Engineers cannot see how their careers are going to progress and feel they are getting stale in their job, according to a new survey of graduate engineers. Many also feel that their achievements are not being recognised by senior management.
These were identified as the most likely reasons for engineers to seek another job in a survey of 800 candidates at the Engineering Recruitment shows in Bristol and Manchester this year.
All the respondents, aged 26 to 35, agreed with the statement: `I can’t see where I could be in three to five years time.’ Younger and older engineers unanimously agreed with the statement: `I need new work challenges – I am getting stale.’
Other problems for engineers, according to the survey by conference organiser Brintex, are poor in-company communications, a lack of opportunities to develop skills on the job and a lack of regular performance and training appraisals.

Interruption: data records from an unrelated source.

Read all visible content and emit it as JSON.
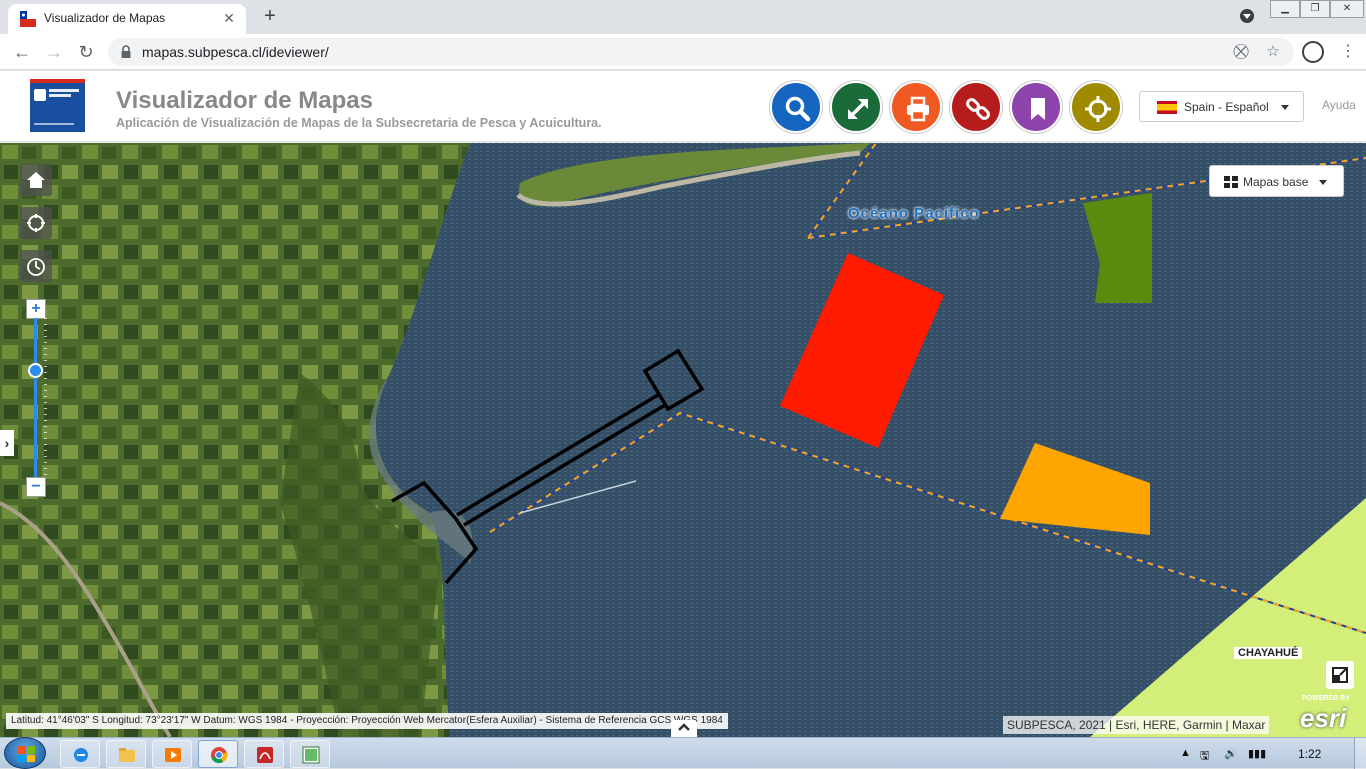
{
  "browser": {
    "tab_title": "Visualizador de Mapas",
    "new_tab": "+",
    "url": "mapas.subpesca.cl/ideviewer/"
  },
  "header": {
    "title": "Visualizador de Mapas",
    "subtitle": "Aplicación de Visualización de Mapas de la Subsecretaria de Pesca y Acuicultura.",
    "language": "Spain - Español",
    "help": "Ayuda",
    "tools": [
      {
        "name": "search",
        "color": "#1565c0"
      },
      {
        "name": "fullscreen",
        "color": "#1b6b3a"
      },
      {
        "name": "print",
        "color": "#f05a22"
      },
      {
        "name": "link",
        "color": "#b71c1c"
      },
      {
        "name": "bookmark",
        "color": "#8e44ad"
      },
      {
        "name": "locate",
        "color": "#a08a00"
      }
    ]
  },
  "map": {
    "basemap_button": "Mapas base",
    "ocean_label": "Océano  Pacífico",
    "place_label": "CHAYAHUÉ",
    "coordinates": "Latitud:  41°46'03\" S Longitud:  73°23'17\" W Datum: WGS 1984 - Proyección: Proyección Web Mercator(Esfera Auxiliar) - Sistema de Referencia GCS WGS 1984",
    "attribution": "SUBPESCA, 2021 | Esri, HERE, Garmin | Maxar",
    "esri_powered": "POWERED BY",
    "esri_logo": "esri",
    "zoom_in": "+",
    "zoom_out": "−",
    "colors": {
      "red_zone": "#ff1a00",
      "orange_zone": "#ffa500",
      "green_zone": "#5a8a0e",
      "lime_zone": "#d4ee7a",
      "boundary_line": "#f5a623"
    }
  },
  "taskbar": {
    "clock": "1:22"
  }
}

About half thought their employer was in financial trouble and they did not feel secure in their job.
Respondents had a choice of 27 statements. Few identified traditional workplace problems, such as work pressures, or a poor working environment, as major issues.
A spokesman for Brintex said engineering employers need to reassess their methods of appraisal and make sure they identify medium-term career opportunities for their staff. Changing work patterns and project responsibilities are also vital for retaining staff.
`Some of our major corporations already do this very successfully, said the spokesman. `These are the ones retaining their staff who can afford to be a little smug when they see the results of this survey.’
Ken Jackson, general secretary of the AEEU, said more needs to be done to promote engineering as a career. `Many engineers in the union have rewarding work which is skilled and relatively well paid. I think we need to work much harder to convince young people, whether inside or outside of the industry, that engineering has a future for them.’
John Robinson writes for Personnel Today magazine